[Collected data]

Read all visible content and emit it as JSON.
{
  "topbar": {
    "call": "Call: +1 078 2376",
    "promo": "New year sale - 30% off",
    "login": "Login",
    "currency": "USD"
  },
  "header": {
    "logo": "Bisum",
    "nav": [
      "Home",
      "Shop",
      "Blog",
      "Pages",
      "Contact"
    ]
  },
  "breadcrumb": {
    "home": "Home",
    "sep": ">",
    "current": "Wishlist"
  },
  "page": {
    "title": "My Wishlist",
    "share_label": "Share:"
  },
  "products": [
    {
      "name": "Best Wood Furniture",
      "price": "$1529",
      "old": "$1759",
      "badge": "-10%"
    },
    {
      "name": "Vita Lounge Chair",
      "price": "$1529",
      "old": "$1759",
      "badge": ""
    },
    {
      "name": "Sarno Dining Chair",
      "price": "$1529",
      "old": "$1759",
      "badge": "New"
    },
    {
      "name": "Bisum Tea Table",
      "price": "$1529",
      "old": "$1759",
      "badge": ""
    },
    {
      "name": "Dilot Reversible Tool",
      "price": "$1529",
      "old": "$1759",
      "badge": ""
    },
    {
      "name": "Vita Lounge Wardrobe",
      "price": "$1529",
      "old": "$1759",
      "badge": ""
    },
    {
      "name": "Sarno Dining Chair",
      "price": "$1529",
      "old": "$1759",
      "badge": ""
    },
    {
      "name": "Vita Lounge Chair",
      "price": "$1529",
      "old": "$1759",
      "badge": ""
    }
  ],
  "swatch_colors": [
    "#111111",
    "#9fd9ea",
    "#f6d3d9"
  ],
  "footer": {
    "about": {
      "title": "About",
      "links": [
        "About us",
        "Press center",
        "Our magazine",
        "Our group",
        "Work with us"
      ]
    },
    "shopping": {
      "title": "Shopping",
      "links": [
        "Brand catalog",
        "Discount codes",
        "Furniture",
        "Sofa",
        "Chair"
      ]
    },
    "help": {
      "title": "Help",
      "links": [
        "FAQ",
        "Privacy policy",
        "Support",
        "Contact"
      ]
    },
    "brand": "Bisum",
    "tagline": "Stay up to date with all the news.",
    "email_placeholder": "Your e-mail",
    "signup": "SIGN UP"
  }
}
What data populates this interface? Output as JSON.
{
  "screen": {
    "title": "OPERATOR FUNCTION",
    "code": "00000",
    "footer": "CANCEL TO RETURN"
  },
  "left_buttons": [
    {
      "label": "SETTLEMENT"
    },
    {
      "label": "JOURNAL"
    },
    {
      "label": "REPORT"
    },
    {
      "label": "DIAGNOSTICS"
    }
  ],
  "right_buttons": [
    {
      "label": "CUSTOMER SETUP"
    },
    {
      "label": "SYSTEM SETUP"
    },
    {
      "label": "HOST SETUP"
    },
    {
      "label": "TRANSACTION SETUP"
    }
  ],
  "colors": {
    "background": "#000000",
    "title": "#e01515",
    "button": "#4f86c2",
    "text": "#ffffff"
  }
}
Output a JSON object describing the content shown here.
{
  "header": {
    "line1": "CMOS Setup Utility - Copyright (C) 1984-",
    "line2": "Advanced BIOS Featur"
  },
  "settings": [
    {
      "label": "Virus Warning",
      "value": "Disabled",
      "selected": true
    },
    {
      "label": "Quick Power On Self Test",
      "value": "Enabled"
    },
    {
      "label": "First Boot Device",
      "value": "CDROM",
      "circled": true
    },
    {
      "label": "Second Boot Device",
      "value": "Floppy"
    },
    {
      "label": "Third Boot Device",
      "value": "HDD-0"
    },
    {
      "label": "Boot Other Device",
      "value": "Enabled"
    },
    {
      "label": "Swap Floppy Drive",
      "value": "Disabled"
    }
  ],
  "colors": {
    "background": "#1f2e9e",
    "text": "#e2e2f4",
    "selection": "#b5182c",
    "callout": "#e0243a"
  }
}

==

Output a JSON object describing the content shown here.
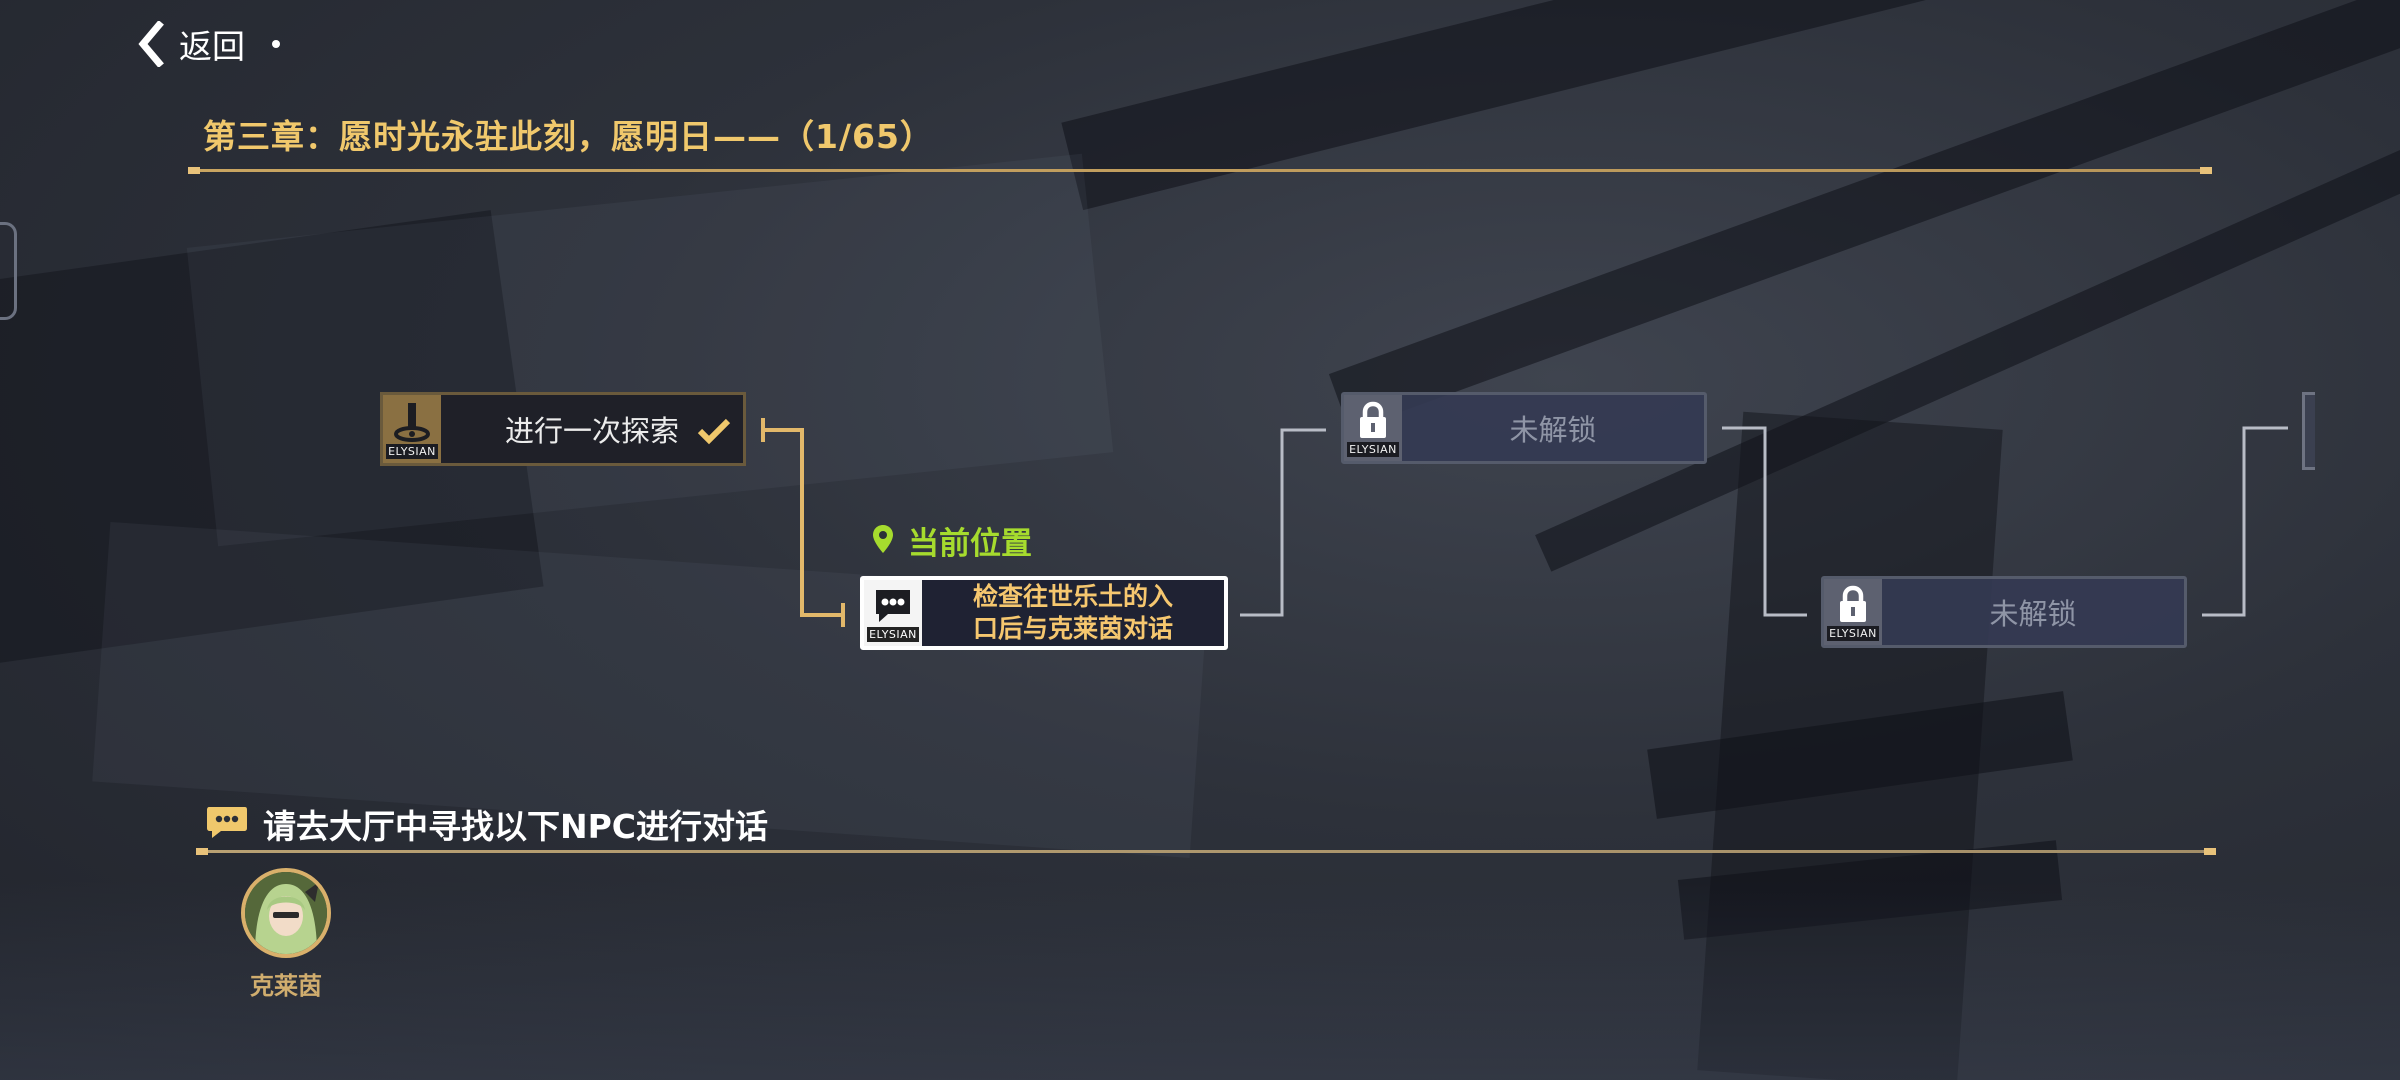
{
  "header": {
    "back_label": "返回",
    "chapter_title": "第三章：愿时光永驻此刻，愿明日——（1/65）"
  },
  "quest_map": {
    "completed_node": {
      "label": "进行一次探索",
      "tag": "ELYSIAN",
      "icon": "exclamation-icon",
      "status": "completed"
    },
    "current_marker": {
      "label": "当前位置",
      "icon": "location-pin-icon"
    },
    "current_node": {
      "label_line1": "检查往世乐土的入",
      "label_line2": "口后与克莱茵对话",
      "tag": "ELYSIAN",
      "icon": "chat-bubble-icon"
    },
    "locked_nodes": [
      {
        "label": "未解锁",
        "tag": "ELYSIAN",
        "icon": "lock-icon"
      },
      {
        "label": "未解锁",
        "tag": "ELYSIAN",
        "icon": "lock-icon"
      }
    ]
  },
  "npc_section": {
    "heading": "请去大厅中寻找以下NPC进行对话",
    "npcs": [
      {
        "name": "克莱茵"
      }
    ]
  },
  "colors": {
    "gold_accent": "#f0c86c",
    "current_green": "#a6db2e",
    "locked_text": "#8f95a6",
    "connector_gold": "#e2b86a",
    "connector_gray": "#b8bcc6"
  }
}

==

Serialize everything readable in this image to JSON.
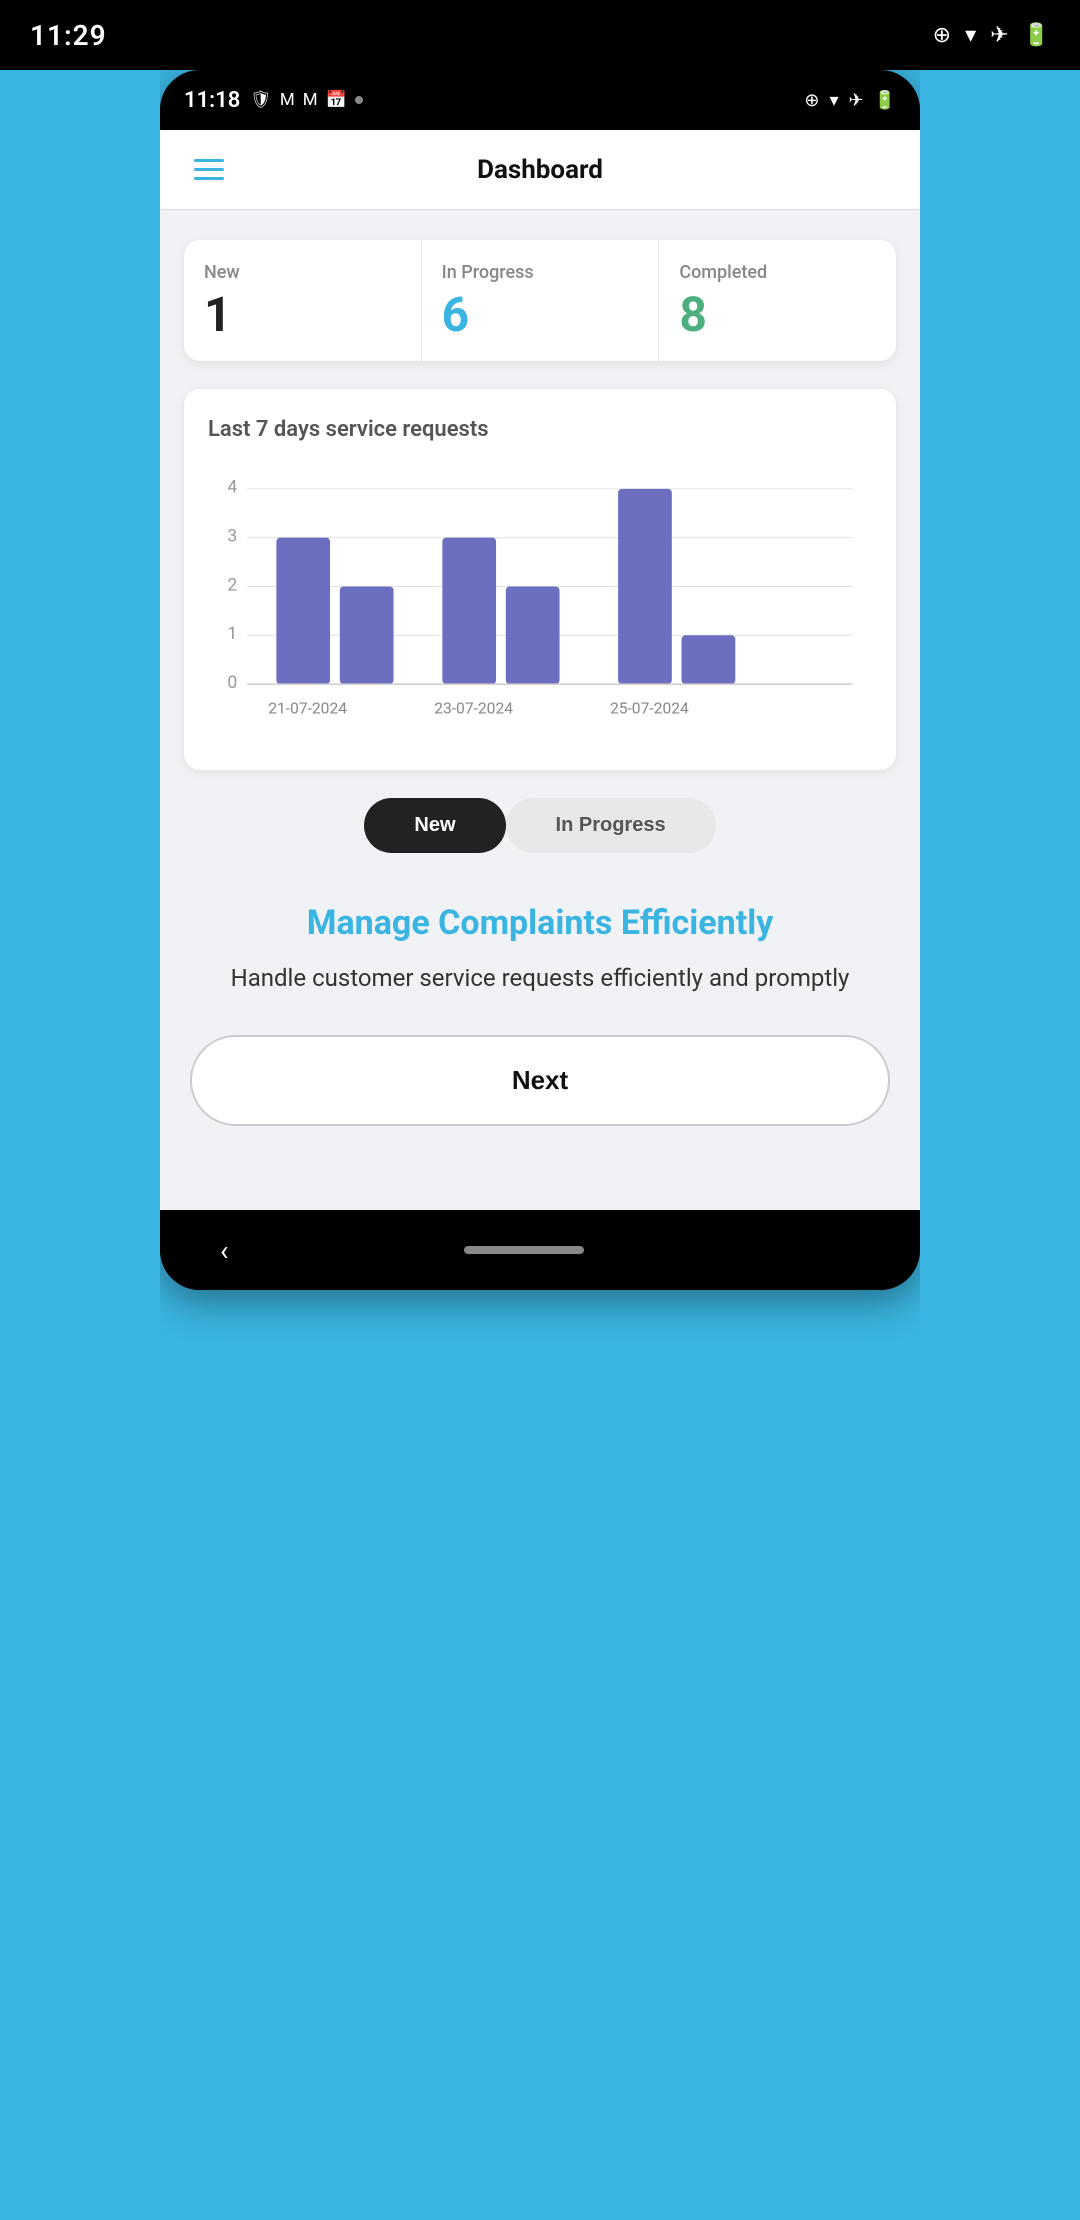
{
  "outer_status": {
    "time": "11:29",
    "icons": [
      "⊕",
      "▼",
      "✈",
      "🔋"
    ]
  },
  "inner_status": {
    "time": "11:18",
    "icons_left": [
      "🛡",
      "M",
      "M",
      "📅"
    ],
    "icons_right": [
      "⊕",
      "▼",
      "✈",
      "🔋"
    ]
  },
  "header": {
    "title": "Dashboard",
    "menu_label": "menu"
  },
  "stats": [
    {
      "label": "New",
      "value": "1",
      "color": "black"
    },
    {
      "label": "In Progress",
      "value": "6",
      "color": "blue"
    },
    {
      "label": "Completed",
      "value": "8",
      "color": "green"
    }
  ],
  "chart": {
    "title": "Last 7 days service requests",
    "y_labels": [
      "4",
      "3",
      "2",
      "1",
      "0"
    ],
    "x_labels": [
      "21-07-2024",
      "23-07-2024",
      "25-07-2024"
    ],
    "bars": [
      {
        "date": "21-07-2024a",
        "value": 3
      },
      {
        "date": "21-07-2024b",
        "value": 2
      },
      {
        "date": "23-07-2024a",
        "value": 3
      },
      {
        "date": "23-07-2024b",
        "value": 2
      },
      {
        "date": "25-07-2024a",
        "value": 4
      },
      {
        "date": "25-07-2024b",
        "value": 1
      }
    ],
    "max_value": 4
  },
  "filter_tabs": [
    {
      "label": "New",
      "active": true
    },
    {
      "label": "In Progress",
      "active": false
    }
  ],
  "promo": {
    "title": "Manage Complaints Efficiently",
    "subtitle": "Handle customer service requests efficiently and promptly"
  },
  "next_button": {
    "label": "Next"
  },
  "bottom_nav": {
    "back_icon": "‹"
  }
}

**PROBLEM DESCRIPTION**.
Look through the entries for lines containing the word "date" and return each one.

**EXERCISE SOLUTION**.
    "tagline": "Stay up to date with all the news.",
        "date": "21-07-2024a",
        "date": "21-07-2024b",
        "date": "23-07-2024a",
        "date": "23-07-2024b",
        "date": "25-07-2024a",
        "date": "25-07-2024b",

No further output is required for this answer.